> **Excerpted records**
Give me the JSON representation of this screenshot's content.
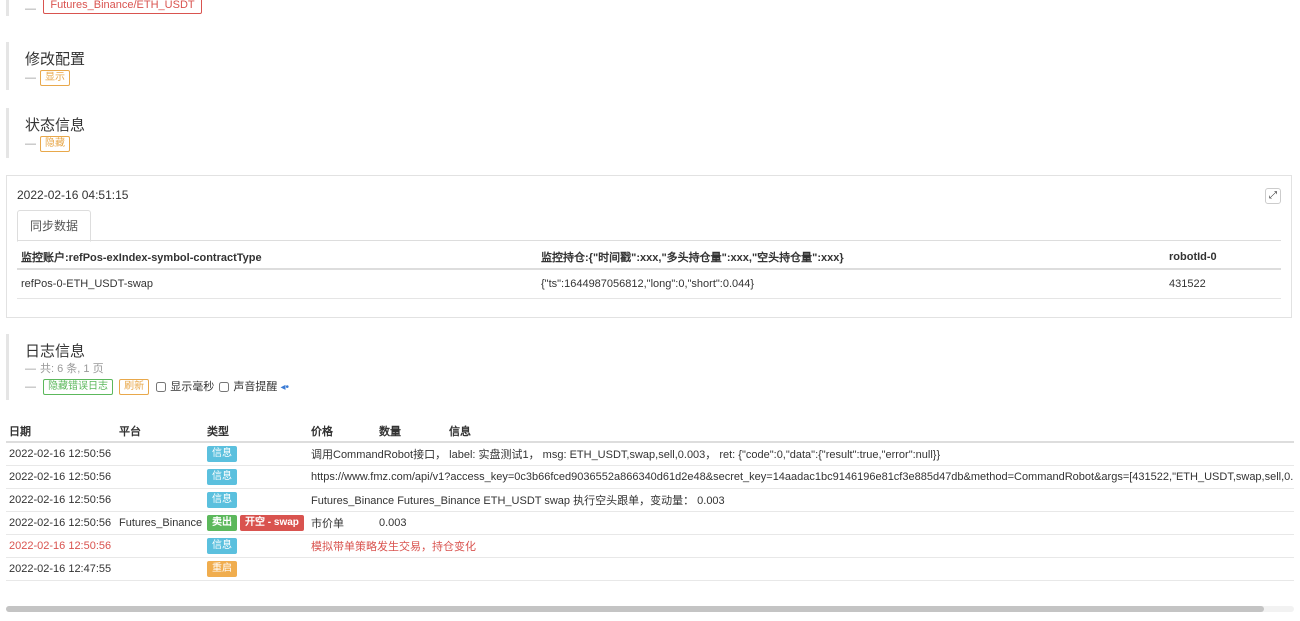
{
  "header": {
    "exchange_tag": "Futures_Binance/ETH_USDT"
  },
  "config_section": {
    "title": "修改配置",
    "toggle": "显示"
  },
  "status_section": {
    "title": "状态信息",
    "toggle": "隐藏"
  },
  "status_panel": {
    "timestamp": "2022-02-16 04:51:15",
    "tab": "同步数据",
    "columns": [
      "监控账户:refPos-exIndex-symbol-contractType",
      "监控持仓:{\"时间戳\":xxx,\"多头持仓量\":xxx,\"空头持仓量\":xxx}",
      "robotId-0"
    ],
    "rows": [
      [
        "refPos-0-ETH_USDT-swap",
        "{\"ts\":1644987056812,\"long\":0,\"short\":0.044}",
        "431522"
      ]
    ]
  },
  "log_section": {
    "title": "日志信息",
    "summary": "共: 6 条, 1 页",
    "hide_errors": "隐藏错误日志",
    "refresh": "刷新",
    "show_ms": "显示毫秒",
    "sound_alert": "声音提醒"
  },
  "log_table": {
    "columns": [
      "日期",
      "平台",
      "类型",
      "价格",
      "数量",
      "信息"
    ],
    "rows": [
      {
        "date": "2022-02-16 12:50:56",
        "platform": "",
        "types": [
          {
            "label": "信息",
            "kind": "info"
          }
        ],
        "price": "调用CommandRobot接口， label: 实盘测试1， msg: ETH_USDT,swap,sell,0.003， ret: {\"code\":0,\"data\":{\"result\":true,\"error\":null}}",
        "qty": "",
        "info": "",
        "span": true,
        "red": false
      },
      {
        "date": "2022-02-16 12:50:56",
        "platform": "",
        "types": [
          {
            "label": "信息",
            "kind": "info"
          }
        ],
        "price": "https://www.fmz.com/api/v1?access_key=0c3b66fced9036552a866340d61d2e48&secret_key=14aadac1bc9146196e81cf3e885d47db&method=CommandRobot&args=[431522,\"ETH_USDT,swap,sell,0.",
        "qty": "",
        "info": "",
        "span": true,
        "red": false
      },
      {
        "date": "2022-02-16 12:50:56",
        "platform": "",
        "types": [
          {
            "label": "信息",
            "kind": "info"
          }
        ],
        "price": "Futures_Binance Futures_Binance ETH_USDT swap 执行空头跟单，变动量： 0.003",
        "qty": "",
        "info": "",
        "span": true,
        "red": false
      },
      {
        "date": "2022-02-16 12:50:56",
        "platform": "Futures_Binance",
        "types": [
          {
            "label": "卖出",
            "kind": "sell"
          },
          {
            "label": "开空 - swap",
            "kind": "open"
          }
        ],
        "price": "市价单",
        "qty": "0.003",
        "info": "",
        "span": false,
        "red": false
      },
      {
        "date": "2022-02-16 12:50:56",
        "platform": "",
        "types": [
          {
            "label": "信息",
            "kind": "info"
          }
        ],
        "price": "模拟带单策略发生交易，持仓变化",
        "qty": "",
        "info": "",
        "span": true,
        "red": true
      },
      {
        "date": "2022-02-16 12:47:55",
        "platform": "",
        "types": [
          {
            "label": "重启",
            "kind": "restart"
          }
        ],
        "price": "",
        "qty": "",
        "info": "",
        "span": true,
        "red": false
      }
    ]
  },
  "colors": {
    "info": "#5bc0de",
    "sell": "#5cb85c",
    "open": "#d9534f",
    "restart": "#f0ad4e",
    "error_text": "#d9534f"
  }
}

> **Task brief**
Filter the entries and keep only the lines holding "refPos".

> **Answer space**
      "监控账户:refPos-exIndex-symbol-contractType",
        "refPos-0-ETH_USDT-swap",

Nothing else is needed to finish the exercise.